Exercise directions -> Find and return every line of the data that contains the word "JSON".

(Records from a collection)
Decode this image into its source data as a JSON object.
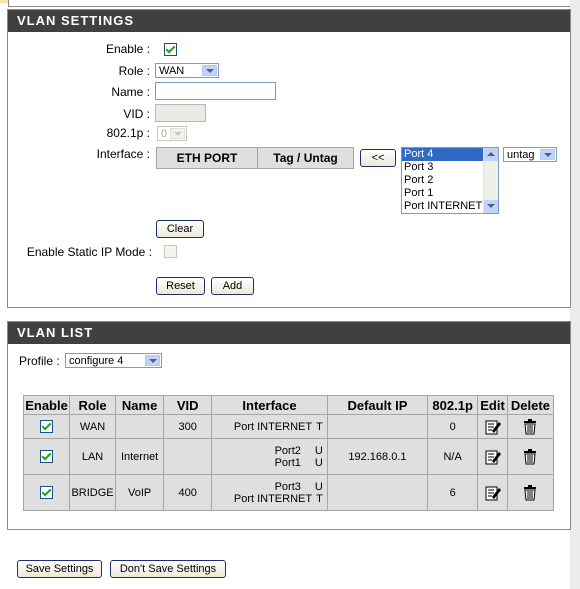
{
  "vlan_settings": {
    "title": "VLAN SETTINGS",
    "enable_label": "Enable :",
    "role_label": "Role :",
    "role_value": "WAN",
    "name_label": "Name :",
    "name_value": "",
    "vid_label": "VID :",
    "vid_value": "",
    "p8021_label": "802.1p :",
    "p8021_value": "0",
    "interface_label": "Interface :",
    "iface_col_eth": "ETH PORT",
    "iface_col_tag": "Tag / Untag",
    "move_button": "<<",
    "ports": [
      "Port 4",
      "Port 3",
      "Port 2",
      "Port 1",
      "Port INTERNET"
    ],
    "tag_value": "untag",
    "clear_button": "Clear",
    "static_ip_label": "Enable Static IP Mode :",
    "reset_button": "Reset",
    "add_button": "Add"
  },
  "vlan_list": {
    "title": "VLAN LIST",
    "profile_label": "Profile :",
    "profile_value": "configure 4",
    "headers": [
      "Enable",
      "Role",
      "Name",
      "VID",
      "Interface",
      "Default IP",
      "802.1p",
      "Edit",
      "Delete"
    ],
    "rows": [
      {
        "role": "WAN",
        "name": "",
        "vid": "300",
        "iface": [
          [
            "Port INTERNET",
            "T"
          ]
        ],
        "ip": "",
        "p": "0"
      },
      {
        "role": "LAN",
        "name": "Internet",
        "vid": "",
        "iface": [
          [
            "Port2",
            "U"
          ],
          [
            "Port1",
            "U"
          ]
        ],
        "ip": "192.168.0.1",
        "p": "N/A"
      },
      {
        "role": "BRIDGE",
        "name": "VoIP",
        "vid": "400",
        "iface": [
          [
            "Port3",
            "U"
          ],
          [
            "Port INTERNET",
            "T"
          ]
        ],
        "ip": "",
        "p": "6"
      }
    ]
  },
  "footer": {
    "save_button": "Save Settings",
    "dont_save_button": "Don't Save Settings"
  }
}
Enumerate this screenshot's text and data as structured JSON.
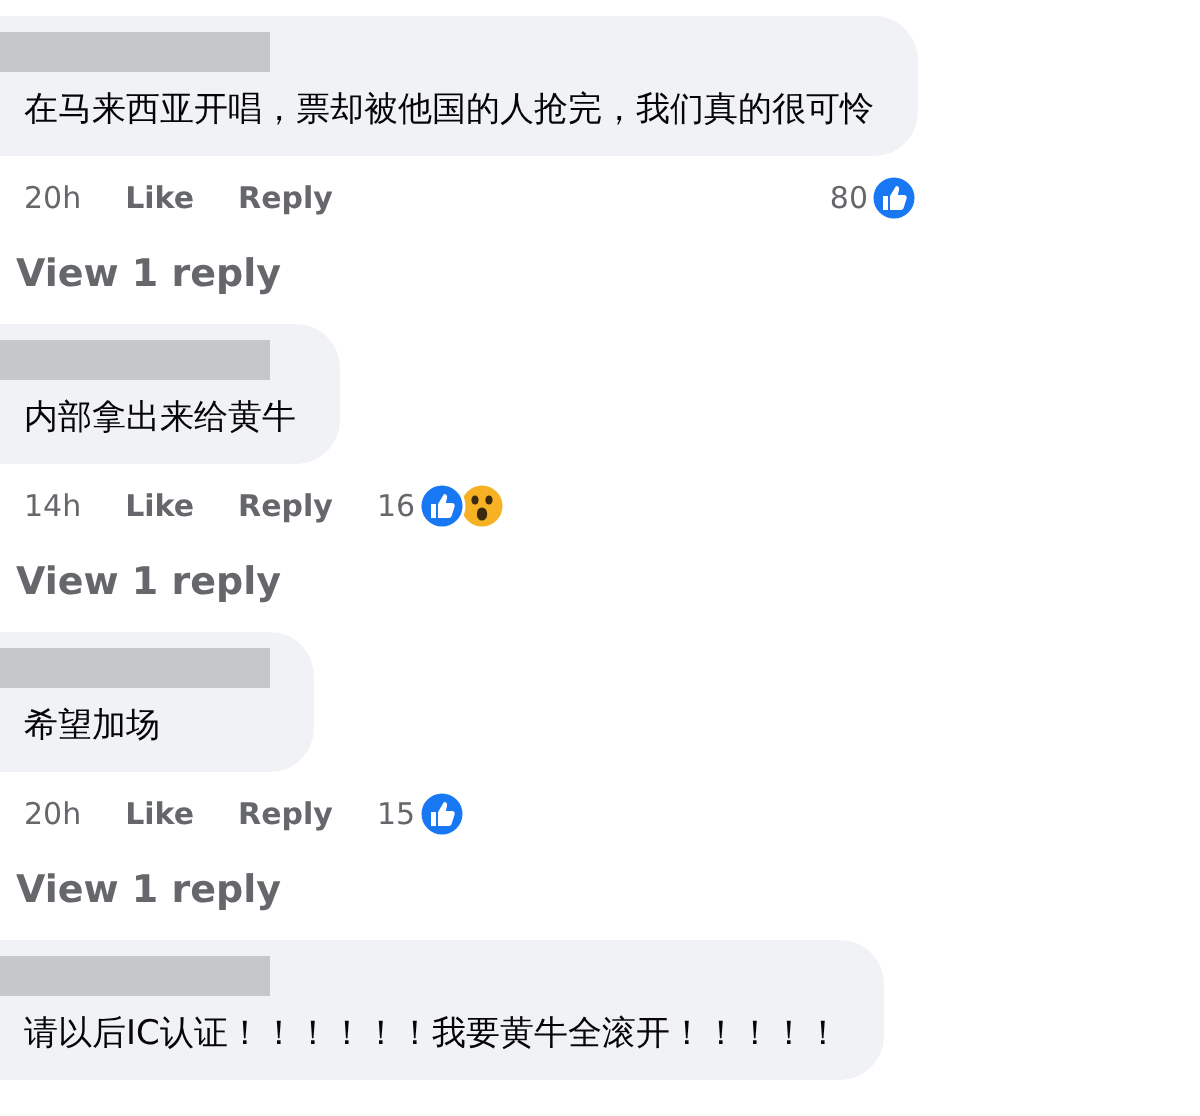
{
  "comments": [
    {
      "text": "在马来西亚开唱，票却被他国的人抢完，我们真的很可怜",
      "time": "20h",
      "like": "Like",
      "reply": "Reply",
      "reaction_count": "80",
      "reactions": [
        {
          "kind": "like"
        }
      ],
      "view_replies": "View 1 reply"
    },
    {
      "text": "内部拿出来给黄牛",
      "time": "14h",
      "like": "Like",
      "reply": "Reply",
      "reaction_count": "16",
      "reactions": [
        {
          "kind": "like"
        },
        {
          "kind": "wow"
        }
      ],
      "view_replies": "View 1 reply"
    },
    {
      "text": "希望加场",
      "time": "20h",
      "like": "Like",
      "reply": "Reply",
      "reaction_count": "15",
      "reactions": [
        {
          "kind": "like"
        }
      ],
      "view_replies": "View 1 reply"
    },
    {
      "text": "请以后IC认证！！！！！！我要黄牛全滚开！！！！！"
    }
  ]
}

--

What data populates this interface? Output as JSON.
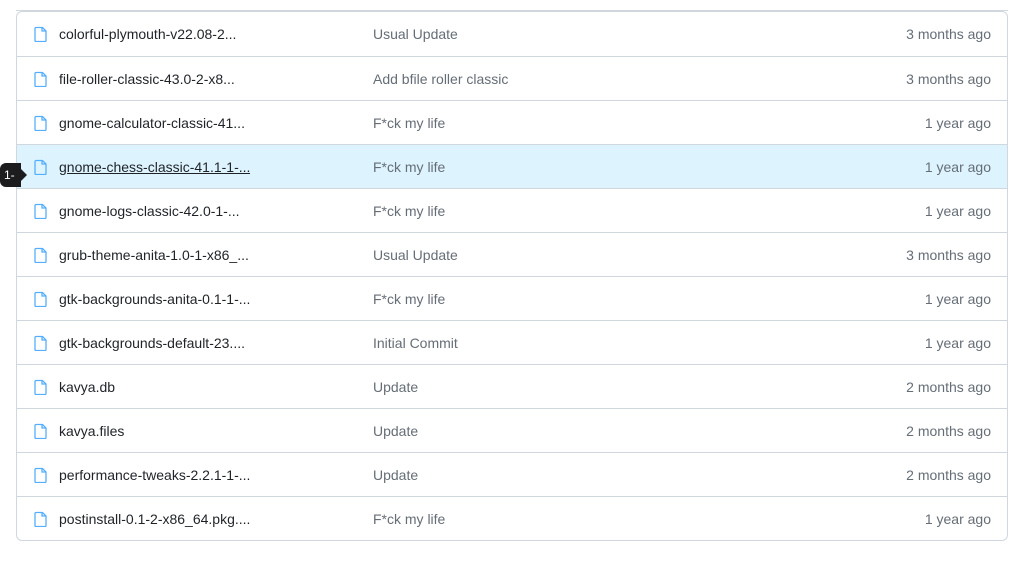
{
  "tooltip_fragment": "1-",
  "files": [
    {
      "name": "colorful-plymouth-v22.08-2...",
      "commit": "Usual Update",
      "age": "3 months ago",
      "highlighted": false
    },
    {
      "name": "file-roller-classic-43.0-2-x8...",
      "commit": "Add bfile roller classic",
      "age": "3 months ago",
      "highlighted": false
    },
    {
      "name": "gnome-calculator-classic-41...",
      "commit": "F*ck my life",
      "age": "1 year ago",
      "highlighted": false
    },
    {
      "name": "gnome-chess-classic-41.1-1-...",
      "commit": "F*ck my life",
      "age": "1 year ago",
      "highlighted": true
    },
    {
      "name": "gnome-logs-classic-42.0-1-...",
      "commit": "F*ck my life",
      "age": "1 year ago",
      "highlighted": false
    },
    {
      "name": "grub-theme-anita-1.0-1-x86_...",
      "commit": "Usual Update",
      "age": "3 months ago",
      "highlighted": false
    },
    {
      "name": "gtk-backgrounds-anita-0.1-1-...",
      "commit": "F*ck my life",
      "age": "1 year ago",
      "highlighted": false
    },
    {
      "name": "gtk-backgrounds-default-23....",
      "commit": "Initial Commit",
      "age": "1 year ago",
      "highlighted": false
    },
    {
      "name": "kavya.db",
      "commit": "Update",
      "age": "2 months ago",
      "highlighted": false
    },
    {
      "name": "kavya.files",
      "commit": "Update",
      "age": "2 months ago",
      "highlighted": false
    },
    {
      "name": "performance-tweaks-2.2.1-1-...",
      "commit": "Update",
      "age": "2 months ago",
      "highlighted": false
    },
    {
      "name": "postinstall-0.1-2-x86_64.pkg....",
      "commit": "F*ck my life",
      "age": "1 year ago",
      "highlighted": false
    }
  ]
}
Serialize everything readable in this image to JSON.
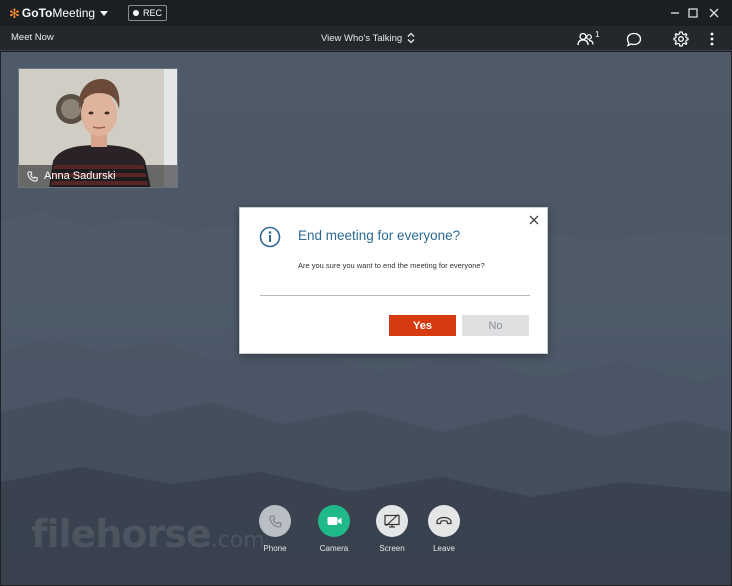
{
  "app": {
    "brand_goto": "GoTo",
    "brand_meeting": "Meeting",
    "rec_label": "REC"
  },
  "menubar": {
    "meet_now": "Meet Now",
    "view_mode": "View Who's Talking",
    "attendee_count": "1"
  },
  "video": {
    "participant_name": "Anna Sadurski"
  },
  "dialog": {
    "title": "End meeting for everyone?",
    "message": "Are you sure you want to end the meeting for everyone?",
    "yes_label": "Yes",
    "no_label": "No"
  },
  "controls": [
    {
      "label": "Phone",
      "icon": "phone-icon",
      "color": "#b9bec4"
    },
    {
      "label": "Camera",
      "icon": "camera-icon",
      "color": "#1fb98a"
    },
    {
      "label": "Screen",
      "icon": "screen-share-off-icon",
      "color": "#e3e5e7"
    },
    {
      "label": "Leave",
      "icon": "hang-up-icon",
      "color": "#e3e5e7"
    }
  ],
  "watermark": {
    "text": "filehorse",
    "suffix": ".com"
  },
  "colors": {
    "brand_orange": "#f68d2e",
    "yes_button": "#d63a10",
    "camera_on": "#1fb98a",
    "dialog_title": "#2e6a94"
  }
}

Task answer ->
Decode this image into its source data as a JSON object.
Enumerate this screenshot's text and data as structured JSON.
What data populates this interface? Output as JSON.
Serialize everything readable in this image to JSON.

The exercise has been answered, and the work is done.